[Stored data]
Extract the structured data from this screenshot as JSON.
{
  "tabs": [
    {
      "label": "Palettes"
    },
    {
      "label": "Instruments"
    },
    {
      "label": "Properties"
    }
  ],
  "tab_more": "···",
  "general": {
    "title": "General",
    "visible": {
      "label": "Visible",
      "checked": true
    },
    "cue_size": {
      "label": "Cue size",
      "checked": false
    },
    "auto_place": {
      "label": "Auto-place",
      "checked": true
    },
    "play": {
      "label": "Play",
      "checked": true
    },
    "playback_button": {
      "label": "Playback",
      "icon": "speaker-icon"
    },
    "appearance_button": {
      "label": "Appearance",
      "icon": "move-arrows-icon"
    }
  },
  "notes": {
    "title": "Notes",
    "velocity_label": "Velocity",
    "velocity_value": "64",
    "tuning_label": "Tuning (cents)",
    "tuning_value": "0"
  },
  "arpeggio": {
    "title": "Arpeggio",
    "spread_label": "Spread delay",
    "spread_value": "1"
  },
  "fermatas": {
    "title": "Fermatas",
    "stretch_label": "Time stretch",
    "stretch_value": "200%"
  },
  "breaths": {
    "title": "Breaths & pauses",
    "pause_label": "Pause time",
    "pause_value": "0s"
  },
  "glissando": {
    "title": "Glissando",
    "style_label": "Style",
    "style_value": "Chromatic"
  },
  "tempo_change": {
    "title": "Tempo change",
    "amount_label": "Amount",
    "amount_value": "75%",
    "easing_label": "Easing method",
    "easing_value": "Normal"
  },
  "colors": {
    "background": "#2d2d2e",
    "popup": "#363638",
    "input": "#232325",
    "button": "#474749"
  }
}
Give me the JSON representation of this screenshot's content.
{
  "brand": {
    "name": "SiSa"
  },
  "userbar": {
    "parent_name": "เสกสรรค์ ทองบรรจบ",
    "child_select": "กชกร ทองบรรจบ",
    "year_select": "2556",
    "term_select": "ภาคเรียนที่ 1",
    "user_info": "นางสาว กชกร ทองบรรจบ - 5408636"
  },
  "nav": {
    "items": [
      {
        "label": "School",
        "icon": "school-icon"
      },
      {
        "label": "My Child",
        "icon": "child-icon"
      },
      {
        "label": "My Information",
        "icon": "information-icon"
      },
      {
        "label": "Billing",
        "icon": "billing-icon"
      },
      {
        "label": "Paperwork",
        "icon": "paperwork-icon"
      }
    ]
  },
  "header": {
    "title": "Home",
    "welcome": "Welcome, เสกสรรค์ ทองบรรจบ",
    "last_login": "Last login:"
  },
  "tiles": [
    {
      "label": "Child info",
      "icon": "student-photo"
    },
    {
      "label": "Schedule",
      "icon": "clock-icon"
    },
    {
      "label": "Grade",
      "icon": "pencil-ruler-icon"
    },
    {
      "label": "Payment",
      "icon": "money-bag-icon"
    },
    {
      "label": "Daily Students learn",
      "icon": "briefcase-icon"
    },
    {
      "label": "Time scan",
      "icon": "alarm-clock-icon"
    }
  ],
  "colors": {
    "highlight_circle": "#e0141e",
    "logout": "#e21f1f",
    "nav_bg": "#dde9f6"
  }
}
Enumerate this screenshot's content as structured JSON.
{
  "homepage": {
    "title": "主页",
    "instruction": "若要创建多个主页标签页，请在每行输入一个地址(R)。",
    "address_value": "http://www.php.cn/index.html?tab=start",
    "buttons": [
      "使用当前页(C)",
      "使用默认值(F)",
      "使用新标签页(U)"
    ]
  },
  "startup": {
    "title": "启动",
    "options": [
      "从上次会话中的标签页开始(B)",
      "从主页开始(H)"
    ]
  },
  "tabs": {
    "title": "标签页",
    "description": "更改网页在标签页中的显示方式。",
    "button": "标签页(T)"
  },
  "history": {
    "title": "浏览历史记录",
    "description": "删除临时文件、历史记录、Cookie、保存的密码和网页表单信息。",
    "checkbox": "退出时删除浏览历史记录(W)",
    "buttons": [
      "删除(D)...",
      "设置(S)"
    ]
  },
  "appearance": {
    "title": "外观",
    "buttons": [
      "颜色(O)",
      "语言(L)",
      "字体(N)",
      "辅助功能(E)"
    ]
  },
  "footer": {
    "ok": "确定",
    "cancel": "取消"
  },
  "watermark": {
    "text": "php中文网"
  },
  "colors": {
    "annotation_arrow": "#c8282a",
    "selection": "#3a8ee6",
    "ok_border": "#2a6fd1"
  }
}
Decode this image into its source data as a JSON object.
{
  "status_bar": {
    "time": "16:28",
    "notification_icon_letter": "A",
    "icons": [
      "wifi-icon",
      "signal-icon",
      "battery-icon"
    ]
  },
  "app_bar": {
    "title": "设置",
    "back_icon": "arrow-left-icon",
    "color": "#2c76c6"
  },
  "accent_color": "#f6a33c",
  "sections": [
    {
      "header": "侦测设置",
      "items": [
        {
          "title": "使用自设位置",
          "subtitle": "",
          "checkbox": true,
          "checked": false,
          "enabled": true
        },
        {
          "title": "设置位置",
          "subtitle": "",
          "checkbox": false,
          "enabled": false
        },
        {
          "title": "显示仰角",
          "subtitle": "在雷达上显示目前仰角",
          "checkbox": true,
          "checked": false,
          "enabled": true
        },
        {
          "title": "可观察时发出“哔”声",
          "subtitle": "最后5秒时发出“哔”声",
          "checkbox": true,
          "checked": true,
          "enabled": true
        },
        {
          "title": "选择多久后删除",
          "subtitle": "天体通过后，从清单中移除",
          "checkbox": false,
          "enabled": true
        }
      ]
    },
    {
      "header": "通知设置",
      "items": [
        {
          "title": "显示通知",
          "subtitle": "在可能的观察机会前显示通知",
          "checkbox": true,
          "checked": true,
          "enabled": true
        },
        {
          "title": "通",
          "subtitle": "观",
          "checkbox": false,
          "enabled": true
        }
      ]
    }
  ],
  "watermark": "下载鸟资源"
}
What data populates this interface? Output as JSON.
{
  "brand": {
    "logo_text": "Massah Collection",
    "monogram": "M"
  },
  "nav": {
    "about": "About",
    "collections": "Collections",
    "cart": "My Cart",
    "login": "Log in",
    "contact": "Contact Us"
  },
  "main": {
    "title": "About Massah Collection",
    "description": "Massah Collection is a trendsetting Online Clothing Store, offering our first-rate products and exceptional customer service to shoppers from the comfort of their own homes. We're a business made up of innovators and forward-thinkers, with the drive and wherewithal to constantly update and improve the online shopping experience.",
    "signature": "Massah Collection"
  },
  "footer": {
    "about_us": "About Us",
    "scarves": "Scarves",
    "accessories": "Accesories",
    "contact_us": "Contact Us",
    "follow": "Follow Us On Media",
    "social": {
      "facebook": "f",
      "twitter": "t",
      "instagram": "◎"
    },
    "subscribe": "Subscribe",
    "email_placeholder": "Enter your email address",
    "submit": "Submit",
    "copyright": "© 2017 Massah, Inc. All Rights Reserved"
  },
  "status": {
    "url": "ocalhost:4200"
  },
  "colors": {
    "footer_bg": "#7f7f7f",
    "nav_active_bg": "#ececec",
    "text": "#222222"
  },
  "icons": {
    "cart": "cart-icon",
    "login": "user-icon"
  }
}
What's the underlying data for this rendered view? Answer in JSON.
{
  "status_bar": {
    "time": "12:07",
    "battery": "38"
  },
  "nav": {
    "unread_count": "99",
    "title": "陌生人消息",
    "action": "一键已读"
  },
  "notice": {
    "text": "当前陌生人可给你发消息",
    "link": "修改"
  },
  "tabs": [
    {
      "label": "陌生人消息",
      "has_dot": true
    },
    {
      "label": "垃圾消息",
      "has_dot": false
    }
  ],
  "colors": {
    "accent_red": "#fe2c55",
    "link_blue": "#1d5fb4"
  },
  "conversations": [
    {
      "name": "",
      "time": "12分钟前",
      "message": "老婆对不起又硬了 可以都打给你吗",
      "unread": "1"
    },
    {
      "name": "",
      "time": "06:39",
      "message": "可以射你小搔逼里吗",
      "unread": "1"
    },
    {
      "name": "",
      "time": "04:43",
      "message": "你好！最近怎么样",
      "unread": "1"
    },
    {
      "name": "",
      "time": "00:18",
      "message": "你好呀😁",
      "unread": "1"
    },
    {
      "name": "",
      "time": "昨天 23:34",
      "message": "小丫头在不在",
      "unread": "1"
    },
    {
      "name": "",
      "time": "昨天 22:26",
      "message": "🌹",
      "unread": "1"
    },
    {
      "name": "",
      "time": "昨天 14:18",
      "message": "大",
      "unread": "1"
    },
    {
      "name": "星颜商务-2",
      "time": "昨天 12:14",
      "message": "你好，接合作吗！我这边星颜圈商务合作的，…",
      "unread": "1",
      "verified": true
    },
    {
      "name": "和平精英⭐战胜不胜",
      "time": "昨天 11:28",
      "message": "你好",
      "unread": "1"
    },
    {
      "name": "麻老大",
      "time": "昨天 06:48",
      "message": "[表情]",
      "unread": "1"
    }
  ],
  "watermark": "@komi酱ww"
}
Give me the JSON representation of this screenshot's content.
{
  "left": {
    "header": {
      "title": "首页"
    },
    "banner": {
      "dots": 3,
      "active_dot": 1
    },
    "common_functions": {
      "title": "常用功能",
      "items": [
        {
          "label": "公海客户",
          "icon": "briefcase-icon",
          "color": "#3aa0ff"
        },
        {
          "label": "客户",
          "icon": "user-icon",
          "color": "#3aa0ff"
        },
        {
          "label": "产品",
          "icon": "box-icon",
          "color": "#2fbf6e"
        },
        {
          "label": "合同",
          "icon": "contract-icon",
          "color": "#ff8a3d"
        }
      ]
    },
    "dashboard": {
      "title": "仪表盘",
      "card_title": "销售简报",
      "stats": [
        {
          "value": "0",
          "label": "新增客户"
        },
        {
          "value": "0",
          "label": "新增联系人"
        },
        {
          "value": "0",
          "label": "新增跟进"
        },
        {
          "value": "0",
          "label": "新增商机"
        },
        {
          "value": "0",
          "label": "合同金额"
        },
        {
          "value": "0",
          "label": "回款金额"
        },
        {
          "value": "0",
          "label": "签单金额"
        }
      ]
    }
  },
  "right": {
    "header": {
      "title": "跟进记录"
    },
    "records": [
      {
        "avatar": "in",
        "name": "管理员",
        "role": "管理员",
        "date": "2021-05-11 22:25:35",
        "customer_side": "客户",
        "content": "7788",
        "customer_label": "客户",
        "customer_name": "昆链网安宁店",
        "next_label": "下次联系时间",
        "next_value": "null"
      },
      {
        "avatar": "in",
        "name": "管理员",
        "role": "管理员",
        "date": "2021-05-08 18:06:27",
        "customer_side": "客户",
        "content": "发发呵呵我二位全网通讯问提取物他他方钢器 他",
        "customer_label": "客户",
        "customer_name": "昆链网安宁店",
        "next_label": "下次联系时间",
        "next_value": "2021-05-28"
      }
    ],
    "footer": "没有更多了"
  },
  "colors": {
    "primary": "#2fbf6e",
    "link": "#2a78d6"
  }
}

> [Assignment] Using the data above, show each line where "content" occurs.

> [Task response]
Give me the JSON representation of this screenshot's content.
Enumerate this screenshot's content as structured JSON.
Give me the JSON representation of this screenshot's content.
        "content": "7788",
        "content": "发发呵呵我二位全网通讯问提取物他他方钢器 他",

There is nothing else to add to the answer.